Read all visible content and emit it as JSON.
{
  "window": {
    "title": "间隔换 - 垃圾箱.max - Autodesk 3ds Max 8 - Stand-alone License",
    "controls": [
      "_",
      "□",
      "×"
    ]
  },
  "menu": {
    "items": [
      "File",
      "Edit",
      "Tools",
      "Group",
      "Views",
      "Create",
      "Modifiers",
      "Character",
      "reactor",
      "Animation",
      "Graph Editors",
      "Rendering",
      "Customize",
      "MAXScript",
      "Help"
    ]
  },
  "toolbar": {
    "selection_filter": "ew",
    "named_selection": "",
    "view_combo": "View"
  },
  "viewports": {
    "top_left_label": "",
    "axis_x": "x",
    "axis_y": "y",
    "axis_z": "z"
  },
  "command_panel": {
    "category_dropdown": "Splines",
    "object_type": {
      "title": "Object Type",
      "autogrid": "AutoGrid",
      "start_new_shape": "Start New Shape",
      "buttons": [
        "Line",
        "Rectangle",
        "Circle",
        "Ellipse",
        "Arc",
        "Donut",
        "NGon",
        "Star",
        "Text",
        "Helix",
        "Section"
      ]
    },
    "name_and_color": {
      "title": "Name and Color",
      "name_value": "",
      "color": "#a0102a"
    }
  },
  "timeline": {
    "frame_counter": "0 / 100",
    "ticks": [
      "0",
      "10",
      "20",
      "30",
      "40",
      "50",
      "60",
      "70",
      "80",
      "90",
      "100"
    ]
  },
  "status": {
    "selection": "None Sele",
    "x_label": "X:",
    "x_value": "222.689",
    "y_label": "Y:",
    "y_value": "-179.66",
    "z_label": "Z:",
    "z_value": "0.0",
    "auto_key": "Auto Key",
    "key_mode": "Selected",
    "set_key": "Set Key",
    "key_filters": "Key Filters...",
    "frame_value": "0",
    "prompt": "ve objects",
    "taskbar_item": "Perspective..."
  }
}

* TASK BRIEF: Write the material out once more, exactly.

* SOLUTION TO THIS EXERCISE:
Read all visible content and emit it as JSON.
{
  "window": {
    "title": "间隔换 - 垃圾箱.max - Autodesk 3ds Max 8 - Stand-alone License",
    "controls": [
      "_",
      "□",
      "×"
    ]
  },
  "menu": {
    "items": [
      "File",
      "Edit",
      "Tools",
      "Group",
      "Views",
      "Create",
      "Modifiers",
      "Character",
      "reactor",
      "Animation",
      "Graph Editors",
      "Rendering",
      "Customize",
      "MAXScript",
      "Help"
    ]
  },
  "toolbar": {
    "selection_filter": "ew",
    "named_selection": "",
    "view_combo": "View"
  },
  "viewports": {
    "top_left_label": "",
    "axis_x": "x",
    "axis_y": "y",
    "axis_z": "z"
  },
  "command_panel": {
    "category_dropdown": "Splines",
    "object_type": {
      "title": "Object Type",
      "autogrid": "AutoGrid",
      "start_new_shape": "Start New Shape",
      "buttons": [
        "Line",
        "Rectangle",
        "Circle",
        "Ellipse",
        "Arc",
        "Donut",
        "NGon",
        "Star",
        "Text",
        "Helix",
        "Section"
      ]
    },
    "name_and_color": {
      "title": "Name and Color",
      "name_value": "",
      "color": "#a0102a"
    }
  },
  "timeline": {
    "frame_counter": "0 / 100",
    "ticks": [
      "0",
      "10",
      "20",
      "30",
      "40",
      "50",
      "60",
      "70",
      "80",
      "90",
      "100"
    ]
  },
  "status": {
    "selection": "None Sele",
    "x_label": "X:",
    "x_value": "222.689",
    "y_label": "Y:",
    "y_value": "-179.66",
    "z_label": "Z:",
    "z_value": "0.0",
    "auto_key": "Auto Key",
    "key_mode": "Selected",
    "set_key": "Set Key",
    "key_filters": "Key Filters...",
    "frame_value": "0",
    "prompt": "ve objects",
    "taskbar_item": "Perspective..."
  }
}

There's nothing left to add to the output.